ballet-of-gunfire
ballet-of-gunfire:

VOODOO AND JAZZ


"When Louis Armstrong was a kid in New Orleans he tried to get into the notorious “red light” district called Storyville to listen to the musicians. Storyville was a legally protected prostitution district in New Orleans that operated between 1898 and 1917. It was in the parlors of the bordellos and saloons that jazz was first played as a performing art. Louis Armstrong wasn’t born until 1904 and, understandably, the district did not like having children about.  However, if sex was the business of Storyville and jazz its anthem, Voodoo was its religion. Many Voodoo and Hoodoo Queens plied their gris-gris in the district; everything from powders to attract more lovers to sealing potions that would close a prostitute up so she couldn’t do business.  Armstrong was quick to identify the affinities of the district and use it to gain entrance. Rubbing two red bricks together he would manufacture a bucket of red brick dust. In New Orleans Voodoo one must always be on guard against gris-gris. Unlike the movies, a real gris-gris is always hidden from its target in order to disarm their taking any defensive measures. Knowing this, the astute New Orleanian always takes defensive measures. The classic uncrossing method being to scrub one’s door step with red brick dust every morning before exiting the house. When Armstrong appeared in the district with his bucket of red brick dust, he was granted a dispensation for his minor status because of the importance of, and demands for, his Voodoo product. In time, the district got used to seeing him until he came invisible to the discerning eye. When that happened, by his own admission, instead of leaving at dusk as he was supposed to, he would secret himself in yards and allies and wait until nightfall when he could listen to, and learn, jazz.”
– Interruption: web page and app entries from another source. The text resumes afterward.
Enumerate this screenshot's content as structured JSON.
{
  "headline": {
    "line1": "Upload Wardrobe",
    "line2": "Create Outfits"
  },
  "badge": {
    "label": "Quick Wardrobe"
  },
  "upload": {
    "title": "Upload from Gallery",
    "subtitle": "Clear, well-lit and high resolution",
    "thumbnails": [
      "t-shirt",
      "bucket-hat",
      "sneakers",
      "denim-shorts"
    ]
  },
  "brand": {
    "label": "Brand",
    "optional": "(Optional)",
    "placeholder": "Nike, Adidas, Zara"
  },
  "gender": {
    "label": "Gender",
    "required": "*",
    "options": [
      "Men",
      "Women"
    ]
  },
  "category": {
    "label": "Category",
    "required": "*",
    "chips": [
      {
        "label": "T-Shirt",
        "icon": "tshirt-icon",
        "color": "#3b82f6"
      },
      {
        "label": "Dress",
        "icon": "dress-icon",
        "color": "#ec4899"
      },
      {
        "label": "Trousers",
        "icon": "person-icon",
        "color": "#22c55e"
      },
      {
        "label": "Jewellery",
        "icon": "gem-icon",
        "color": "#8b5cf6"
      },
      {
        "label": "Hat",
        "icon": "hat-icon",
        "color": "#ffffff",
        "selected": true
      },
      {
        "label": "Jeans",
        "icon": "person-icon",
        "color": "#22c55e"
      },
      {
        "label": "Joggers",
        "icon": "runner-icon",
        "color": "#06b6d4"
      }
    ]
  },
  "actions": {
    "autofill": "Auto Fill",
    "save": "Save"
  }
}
ballet-of-gunfire:

VOODOO AND JAZZ

"When Louis Armstrong was a kid in New Orleans he tried to get into the notorious “red light” district called Storyville to listen to the musicians. Storyville was a legally protected prostitution district in New Orleans that operated between 1898 and 1917. It was in the parlors of the bordellos and saloons that jazz was first played as a performing art. Louis Armstrong wasn’t born until 1904 and, understandably, the district did not like having children about.  However, if sex was the business of Storyville and jazz its anthem, Voodoo was its religion. Many Voodoo and Hoodoo Queens plied their gris-gris in the district; everything from powders to attract more lovers to sealing potions that would close a prostitute up so she couldn’t do business.  Armstrong was quick to identify the affinities of the district and use it to gain entrance. Rubbing two red bricks together he would manufacture a bucket of red brick dust. In New Orleans Voodoo one must always be on guard against gris-gris. Unlike the movies, a real gris-gris is always hidden from its target in order to disarm their taking any defensive measures. Knowing this, the astute New Orleanian always takes defensive measures. The classic uncrossing method being to scrub one’s door step with red brick dust every morning before exiting the house. When Armstrong appeared in the district with his bucket of red brick dust, he was granted a dispensation for his minor status because of the importance of, and demands for, his Voodoo product. In time, the district got used to seeing him until he came invisible to the discerning eye. When that happened, by his own admission, instead of leaving at dusk as he was supposed to, he would secret himself in yards and allies and wait until nightfall when he could listen to, and learn, jazz.”